• _Your objective_
Determine how many lines in the records that follow hold the string "true". Only that number should be returned.

Entries from a dataset of interfaces
──────────────────────────────

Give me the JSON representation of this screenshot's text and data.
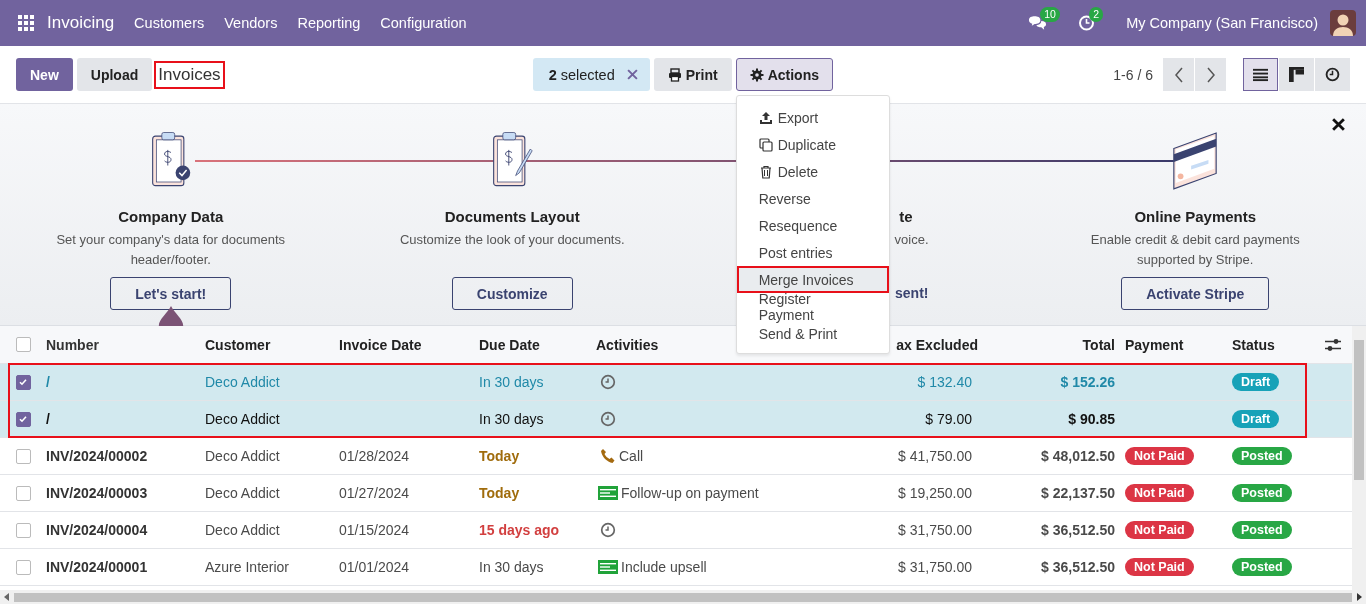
{
  "navbar": {
    "app": "Invoicing",
    "menus": [
      "Customers",
      "Vendors",
      "Reporting",
      "Configuration"
    ],
    "messages_count": "10",
    "activities_count": "2",
    "company": "My Company (San Francisco)"
  },
  "control_bar": {
    "new_button": "New",
    "upload_button": "Upload",
    "breadcrumb": {
      "text": "Invoices",
      "highlighted": true
    },
    "selection": "**2** selected",
    "print_button": "Print",
    "actions_button": {
      "label": "Actions",
      "open": true
    },
    "pager": "1-6 / 6",
    "views": [
      {
        "kind": "list",
        "selected": true
      },
      {
        "kind": "kanban",
        "selected": false
      },
      {
        "kind": "activity",
        "selected": false
      }
    ]
  },
  "onboarding": {
    "steps": [
      {
        "kind": "done",
        "title": "Company Data",
        "description": "Set your company's data for documents header/footer.",
        "button": "Let's start!"
      },
      {
        "kind": "todo",
        "title": "Documents Layout",
        "description": "Customize the look of your documents.",
        "button": "Customize"
      },
      {
        "kind": "covered",
        "title": "te",
        "description": "voice.",
        "button": "sent!"
      },
      {
        "kind": "card",
        "title": "Online Payments",
        "description": "Enable credit & debit card payments supported by Stripe.",
        "button": "Activate Stripe"
      }
    ]
  },
  "actions_menu": [
    {
      "label": "Export",
      "kind": "export",
      "selected": false,
      "highlighted": false
    },
    {
      "label": "Duplicate",
      "kind": "duplicate",
      "selected": false,
      "highlighted": false
    },
    {
      "label": "Delete",
      "kind": "delete",
      "selected": false,
      "highlighted": false
    },
    {
      "label": "Reverse",
      "kind": "plain",
      "selected": false,
      "highlighted": false
    },
    {
      "label": "Resequence",
      "kind": "plain",
      "selected": false,
      "highlighted": false
    },
    {
      "label": "Post entries",
      "kind": "plain",
      "selected": false,
      "highlighted": false
    },
    {
      "label": "Merge Invoices",
      "kind": "plain",
      "selected": true,
      "highlighted": true
    },
    {
      "label": "Register Payment",
      "kind": "plain",
      "selected": false,
      "highlighted": false
    },
    {
      "label": "Send & Print",
      "kind": "plain",
      "selected": false,
      "highlighted": false
    }
  ],
  "table": {
    "all_selected": false,
    "columns": [
      "Number",
      "Customer",
      "Invoice Date",
      "Due Date",
      "Activities",
      "ax Excluded",
      "Total",
      "Payment",
      "Status"
    ],
    "rows": [
      {
        "checked": true,
        "hovered": true,
        "highlighted": true,
        "number": "/",
        "customer": "Deco Addict",
        "due_date": {
          "text": "In 30 days",
          "kind": "future"
        },
        "activity": {
          "kind": "clock"
        },
        "tax_excluded": "$ 132.40",
        "total": "$ 152.26",
        "status": {
          "label": "Draft",
          "kind": "draft"
        }
      },
      {
        "checked": true,
        "hovered": false,
        "highlighted": true,
        "number": "/",
        "customer": "Deco Addict",
        "due_date": {
          "text": "In 30 days",
          "kind": "future"
        },
        "activity": {
          "kind": "clock"
        },
        "tax_excluded": "$ 79.00",
        "total": "$ 90.85",
        "status": {
          "label": "Draft",
          "kind": "draft"
        }
      },
      {
        "checked": false,
        "hovered": false,
        "highlighted": false,
        "number": "INV/2024/00002",
        "customer": "Deco Addict",
        "invoice_date": "01/28/2024",
        "due_date": {
          "text": "Today",
          "kind": "today"
        },
        "activity": {
          "kind": "phone",
          "label": "Call"
        },
        "tax_excluded": "$ 41,750.00",
        "total": "$ 48,012.50",
        "payment": {
          "label": "Not Paid",
          "kind": "not-paid"
        },
        "status": {
          "label": "Posted",
          "kind": "posted"
        }
      },
      {
        "checked": false,
        "hovered": false,
        "highlighted": false,
        "number": "INV/2024/00003",
        "customer": "Deco Addict",
        "invoice_date": "01/27/2024",
        "due_date": {
          "text": "Today",
          "kind": "today"
        },
        "activity": {
          "kind": "money",
          "label": "Follow-up on payment"
        },
        "tax_excluded": "$ 19,250.00",
        "total": "$ 22,137.50",
        "payment": {
          "label": "Not Paid",
          "kind": "not-paid"
        },
        "status": {
          "label": "Posted",
          "kind": "posted"
        }
      },
      {
        "checked": false,
        "hovered": false,
        "highlighted": false,
        "number": "INV/2024/00004",
        "customer": "Deco Addict",
        "invoice_date": "01/15/2024",
        "due_date": {
          "text": "15 days ago",
          "kind": "overdue"
        },
        "activity": {
          "kind": "clock"
        },
        "tax_excluded": "$ 31,750.00",
        "total": "$ 36,512.50",
        "payment": {
          "label": "Not Paid",
          "kind": "not-paid"
        },
        "status": {
          "label": "Posted",
          "kind": "posted"
        }
      },
      {
        "checked": false,
        "hovered": false,
        "highlighted": false,
        "number": "INV/2024/00001",
        "customer": "Azure Interior",
        "invoice_date": "01/01/2024",
        "due_date": {
          "text": "In 30 days",
          "kind": "future"
        },
        "activity": {
          "kind": "money",
          "label": "Include upsell"
        },
        "tax_excluded": "$ 31,750.00",
        "total": "$ 36,512.50",
        "payment": {
          "label": "Not Paid",
          "kind": "not-paid"
        },
        "status": {
          "label": "Posted",
          "kind": "posted"
        }
      }
    ]
  }
}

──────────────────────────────

• _Answer area_
10